Baby sweet corn soaks up the hot sun. More weather like this - with some timely showers - and these plants will shoot up and produce tasty cobs. Note also what’s missing from this field - weeds. When these stalks were just inches high, they were sprayed with a herbicide called mesotrione. That same treatment was given to three varieties of corn that grew here last year, and what happened next was a surprise to UT AgResearchers.
Dr. Dean Kopsell (UT AgResearch)
“It’s kind of the old adage what doesn’t kill you makes you stronger. That’s actually what happened to the intermediate sensitive varieties we sprayed with mesotrione and compared to a control that was untreated and a check. The plants that were treated had higher carotenoid pools in their kernels, up to 15 to 16% higher.”
Higher levels of carotenoids means the corn was made more nutritious after the herbicide treatment. Dr. Dean Kopsell and Dr. Greg Armel with UT AgResearch are now documenting their findings in the field - and in the lab, where they study the behavior of herbicides and the development of nutrients in plants. There’s an added value to this. Dr. Kopsell says if you can boost carotenoid levels in sweet corn - and perhaps other vegetables as well - the added nutrients fight eye diseases such as macular degeneration, now affecting nearly two million elderly Americans.
Dr. Dean Kopsell
“As people age, they stop eating the fresh fruits and vegetables. They stop getting the carotenoids. They stop developing macular pigment and now you’re at-risk for those aging eye diseases like cataracts and macular degeneration.”
UT experts point out this is unbiased research. Other than critical information, they stand to gain nothing from the results one way or the other. And in fact - on this project - their findings turned out to be the exact opposite of what they expected.
Dr. Greg Armel (UT AgResearch)
“Our original hypotheses was we were going to damage the crop, that we were going to impact negatively the carotenoid levels and it just happened that we had the right timing, and the right application of the right rate that we saw the opposite effect.”
UT AgResearchers will also study other herbicides to see if they might enhance the development of nutrients in crops. Good Tennessee garden corn is already a nutritious food, and now a simple application to keep an area weed-free appears to make it even sweeter.
NOTE: UT scientists are also working with colleagues in Alabama, Virginia and Illinois in this research effort.
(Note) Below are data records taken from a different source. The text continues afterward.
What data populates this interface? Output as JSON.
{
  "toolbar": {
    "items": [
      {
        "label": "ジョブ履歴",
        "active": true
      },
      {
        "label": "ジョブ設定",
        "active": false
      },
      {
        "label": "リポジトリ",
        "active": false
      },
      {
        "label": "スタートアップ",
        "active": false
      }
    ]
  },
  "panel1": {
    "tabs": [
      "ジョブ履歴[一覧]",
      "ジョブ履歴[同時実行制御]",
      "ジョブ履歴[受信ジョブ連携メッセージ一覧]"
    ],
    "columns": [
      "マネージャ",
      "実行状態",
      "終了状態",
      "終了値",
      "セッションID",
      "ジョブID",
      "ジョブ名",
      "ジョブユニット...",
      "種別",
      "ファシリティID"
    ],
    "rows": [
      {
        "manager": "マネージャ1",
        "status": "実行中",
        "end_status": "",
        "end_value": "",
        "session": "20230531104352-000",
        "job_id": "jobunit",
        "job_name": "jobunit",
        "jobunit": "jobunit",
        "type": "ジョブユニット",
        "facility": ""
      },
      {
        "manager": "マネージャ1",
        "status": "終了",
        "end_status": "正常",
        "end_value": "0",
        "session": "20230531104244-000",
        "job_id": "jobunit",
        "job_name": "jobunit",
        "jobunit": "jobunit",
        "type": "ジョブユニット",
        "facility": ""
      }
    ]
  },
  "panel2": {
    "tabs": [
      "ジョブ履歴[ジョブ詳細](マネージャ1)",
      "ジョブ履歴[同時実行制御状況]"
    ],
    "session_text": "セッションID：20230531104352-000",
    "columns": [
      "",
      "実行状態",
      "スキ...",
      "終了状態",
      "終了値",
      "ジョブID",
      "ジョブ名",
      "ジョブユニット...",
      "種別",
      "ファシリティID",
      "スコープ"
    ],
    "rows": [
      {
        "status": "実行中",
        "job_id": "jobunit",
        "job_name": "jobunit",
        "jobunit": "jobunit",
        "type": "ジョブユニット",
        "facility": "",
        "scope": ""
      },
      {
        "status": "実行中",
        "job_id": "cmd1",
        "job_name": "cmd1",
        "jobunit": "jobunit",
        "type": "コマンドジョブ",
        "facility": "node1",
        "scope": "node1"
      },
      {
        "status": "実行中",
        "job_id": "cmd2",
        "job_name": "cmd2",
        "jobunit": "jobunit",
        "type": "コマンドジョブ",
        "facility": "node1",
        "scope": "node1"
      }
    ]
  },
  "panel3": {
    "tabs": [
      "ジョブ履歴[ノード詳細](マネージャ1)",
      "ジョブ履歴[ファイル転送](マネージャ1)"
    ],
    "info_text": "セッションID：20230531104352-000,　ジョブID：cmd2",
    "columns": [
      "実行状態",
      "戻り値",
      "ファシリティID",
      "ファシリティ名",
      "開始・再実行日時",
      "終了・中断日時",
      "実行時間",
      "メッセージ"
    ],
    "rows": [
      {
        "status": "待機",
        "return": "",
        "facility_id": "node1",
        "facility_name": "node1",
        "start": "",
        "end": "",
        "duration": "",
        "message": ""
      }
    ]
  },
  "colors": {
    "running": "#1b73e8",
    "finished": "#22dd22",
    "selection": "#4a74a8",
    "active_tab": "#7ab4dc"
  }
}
They believe herbicides could also impact the nutritional value of other vegetables.